Why is my baby napping for 3 hours?

Why is my baby napping for 3 hours? Find out why your baby is napping for 3 hours straight. Discover the possible reasons behind this lengthy nap and what it means for their development.

Why is my baby napping for 3 hours?

1. Growth and Development: One possible reason for your baby's lengthy nap is their rapid growth and development. Infants undergo significant physical and cognitive changes, which can be exhausting for their little bodies. During these times, babies often require extra sleep to rejuvenate and facilitate their development.

2. Sleep Debt: Your baby might accumulate sleep debt due to inadequate sleep during the night or disrupted sleep patterns. This sleep debt could manifest as longer napping periods during the day as their body attempts to compensate for the missed sleep.

3. Physical Discomfort or Illness: If your baby is experiencing any physical discomfort or illness, they might nap for longer periods. This extended nap could be their body's way of recuperating and healing. Common causes of physical discomfort in babies include teething, growth spurts, or minor illnesses.

4. Sleep Environment: Creating a conducive sleep environment plays a vital role in your baby's sleep quality and duration. Ensure that the room is dimly lit, at an optimal temperature, and free from distractions. A calm and comfortable environment can promote longer naps.

5. Sleep Routine: Establishing a consistent sleep routine can help regulate your baby's napping patterns. Ensure that your baby's nap times occur at regular intervals throughout the day and that they are exposed to cues signaling sleep, such as a calm atmosphere, soothing music, or gentle rocking.

6. Adequate Sleep during the Night: If your baby is receiving sufficient sleep during the night, they may not need as much sleep during the day. Review your baby's nighttime sleep schedule to ensure they are getting the recommended amount of sleep for their age. A well-rested baby is less likely to take lengthy naps during the day.

7. Developmental Milestones: Certain developmental milestones, such as learning to roll over or sitting up independently, can affect your baby's sleep patterns. These milestones require additional energy and may lead to longer nap durations as your baby's body adjusts to new skills and abilities.

8. Individual Differences: Like adults, babies also have different sleep requirements. While some babies may require shorter naps, others naturally need longer napping periods to meet their sleep needs. Assess your baby's overall behavior and demeanor to determine if the three-hour nap is serving their restorative purpose.

9. Sleep Regression: Occasionally, babies experience sleep regression, where they temporarily revert to previous sleep patterns or struggle to fall asleep and stay asleep. Sleep regression can influence the duration and quality of your baby's naps.

10. Medical Conditions: In rare cases, an underlying medical condition may contribute to your baby's extended napping duration. If you have concerns about your baby's prolonged or irregular sleep patterns, consult with your pediatrician to rule out any medical causes.

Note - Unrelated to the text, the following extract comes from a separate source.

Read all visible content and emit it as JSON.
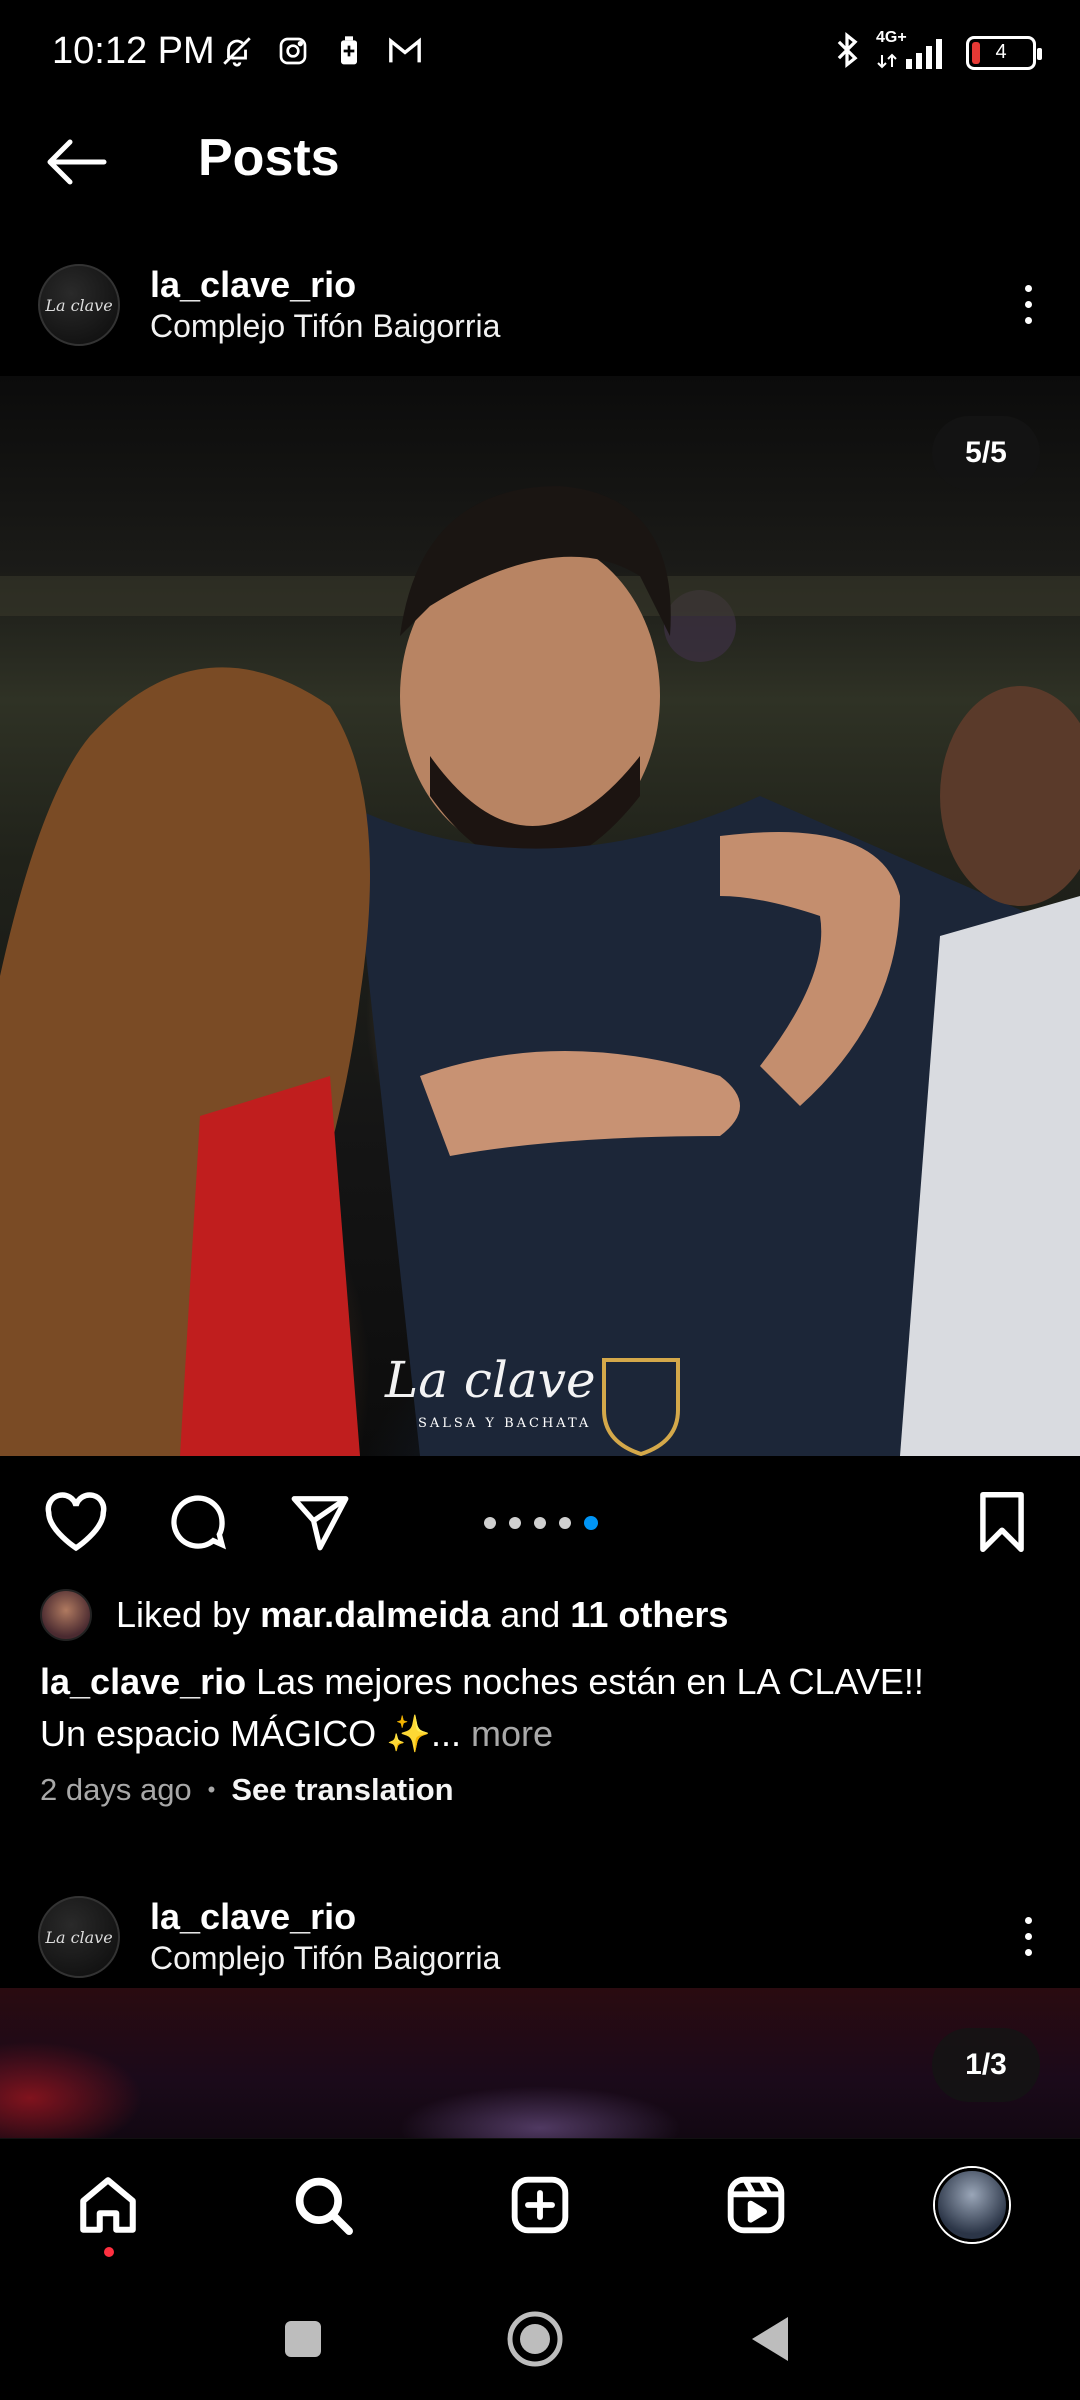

In conclusion, a three-hour nap for your baby may not necessarily be concerning, especially if they remain happy and healthy otherwise. However, if you have any concerns about your baby's well-being or suspect an underlying issue, it is always best to consult with a medical professional to ensure their health and development are on the right track.

Frequently Asked Questions

1. Why is my baby napping for 3 hours?

It is perfectly normal for babies to nap for extended periods of time, especially during growth spurts and developmental leaps. Their bodies and brains are constantly growing and developing, and they need plenty of sleep to support this growth.

2. Should I be concerned if my baby naps for 3 hours?

No, you should not be concerned if your baby is napping for 3 hours. As long as your baby is otherwise healthy, eating well, and meeting developmental milestones, extended napping is usually a sign that they are getting the rest they need.

3. How many naps should my baby take during the day?

The number of naps your baby needs depends on their age. Newborns typically nap for several short periods throughout the day, while older babies may consolidate their naps into two or three longer ones. By around 6 months of age, most babies transition to two naps a day.

4. How can I help my baby establish a good nap routine?

Establishing a consistent nap routine can help your baby establish healthy sleep habits. Create a calm and soothing environment for naptime, follow a consistent pre-nap routine, such as reading a book or singing a lullaby, and put your baby down for naps at the same time each day. Avoid overstimulation or overtiredness, as these can interfere with napping.

5. What if my baby is not napping for 3 hours?

If your baby is not napping for 3 hours but is otherwise content, alert, and meeting developmental milestones, there is likely no cause for concern. Every baby has different sleep needs, and some may simply require less sleep than others. However, if you are worried about your baby's sleep patterns or if they consistently have trouble napping, it is always a good idea to consult with your pediatrician.